Define mixed venous PO2 (20% of marks).
Outline the factors that affect this value (80% of marks).
This question was in two parts – the first part was worth 20% and candidates were expected to
provide a definition of mixed venous blood as well as the partial pressure of oxygen in mixed
venous blood (including normal range). Good answers also provided the varying PO2 from
different tissue beds that make up mixed venous blood, where the ‘mixing’ occurs (the right
ventricle) and where it is sampled (pulmonary artery).
For the second part of the question, worth 80% of the marks, good answers included the

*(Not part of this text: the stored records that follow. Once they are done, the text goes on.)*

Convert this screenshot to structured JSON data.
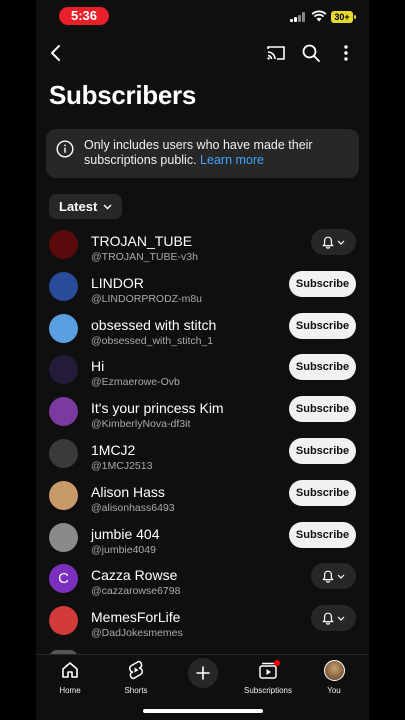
{
  "status": {
    "time": "5:36",
    "battery": "30+"
  },
  "header": {
    "title": "Subscribers",
    "icons": [
      "back-arrow-icon",
      "cast-icon",
      "search-icon",
      "more-vertical-icon"
    ]
  },
  "info": {
    "text": "Only includes users who have made their subscriptions public.",
    "link": "Learn more"
  },
  "filter": {
    "label": "Latest"
  },
  "subscribers": [
    {
      "name": "TROJAN_TUBE",
      "handle": "@TROJAN_TUBE-v3h",
      "action": "bell",
      "avatar_color": "#5a0a0a",
      "initial": ""
    },
    {
      "name": "LINDOR",
      "handle": "@LINDORPRODZ-m8u",
      "action": "subscribe",
      "avatar_color": "#2a4a9a",
      "initial": ""
    },
    {
      "name": "obsessed with stitch",
      "handle": "@obsessed_with_stitch_1",
      "action": "subscribe",
      "avatar_color": "#5aa0e0",
      "initial": ""
    },
    {
      "name": "Hi",
      "handle": "@Ezmaerowe-Ovb",
      "action": "subscribe",
      "avatar_color": "#241a3a",
      "initial": ""
    },
    {
      "name": "It's your princess Kim",
      "handle": "@KimberlyNova-df3it",
      "action": "subscribe",
      "avatar_color": "#7a3aa0",
      "initial": ""
    },
    {
      "name": "1MCJ2",
      "handle": "@1MCJ2513",
      "action": "subscribe",
      "avatar_color": "#3a3a3a",
      "initial": ""
    },
    {
      "name": "Alison Hass",
      "handle": "@alisonhass6493",
      "action": "subscribe",
      "avatar_color": "#c89a6a",
      "initial": ""
    },
    {
      "name": "jumbie 404",
      "handle": "@jumbie4049",
      "action": "subscribe",
      "avatar_color": "#8a8a8a",
      "initial": ""
    },
    {
      "name": "Cazza Rowse",
      "handle": "@cazzarowse6798",
      "action": "bell",
      "avatar_color": "#7b2fbe",
      "initial": "C"
    },
    {
      "name": "MemesForLife",
      "handle": "@DadJokesmemes",
      "action": "bell",
      "avatar_color": "#d33a3a",
      "initial": ""
    }
  ],
  "subscribe_label": "Subscribe",
  "nav": {
    "home": "Home",
    "shorts": "Shorts",
    "subscriptions": "Subscriptions",
    "you": "You"
  }
}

relationship between mixed venous PO2 and mixed venous O2 content (including the shape and
position of the HbO2 dissociation curve); the variables encompassed in the modified Fick
equation; arterial oxygen content and its determinants; oxygen consumption (VO2); and cardiac
output (CO). Including an outline of how each affects the value of mixed venous PO2.
A number of candidates wrote about mixed venous oxygen saturation. Other common errors
were: missing a number of key factors that affect PO2; and using an incorrect form and/or
content of the modified Fick equation.
This question is essentially the same as Question 10 from the first paper of 2008, but the examiner's expectations were lower. The pass marks were still 37% and 33%, respectively.
Rivers, Emanuel P., Douglas S. Ander, and Doris Powell. "Central venous oxygen saturation monitoring in the critically ill patient." Current opinion in critical care 7.3 (2001): 204-211.
Pearse, R. M., and A. Rhodes. "Mixed and central venous oxygen saturation." Yearbook of Intensive Care and Emergency Medicine 2005. Springer, New York, NY, 2005. 592-602.
Kandel, Gabor, and Arnold Aberman. "Mixed venous oxygen saturation: its role in the assessment of the critically ill patient." Archives of internal medicine 143.7 (1983): 1400-1402.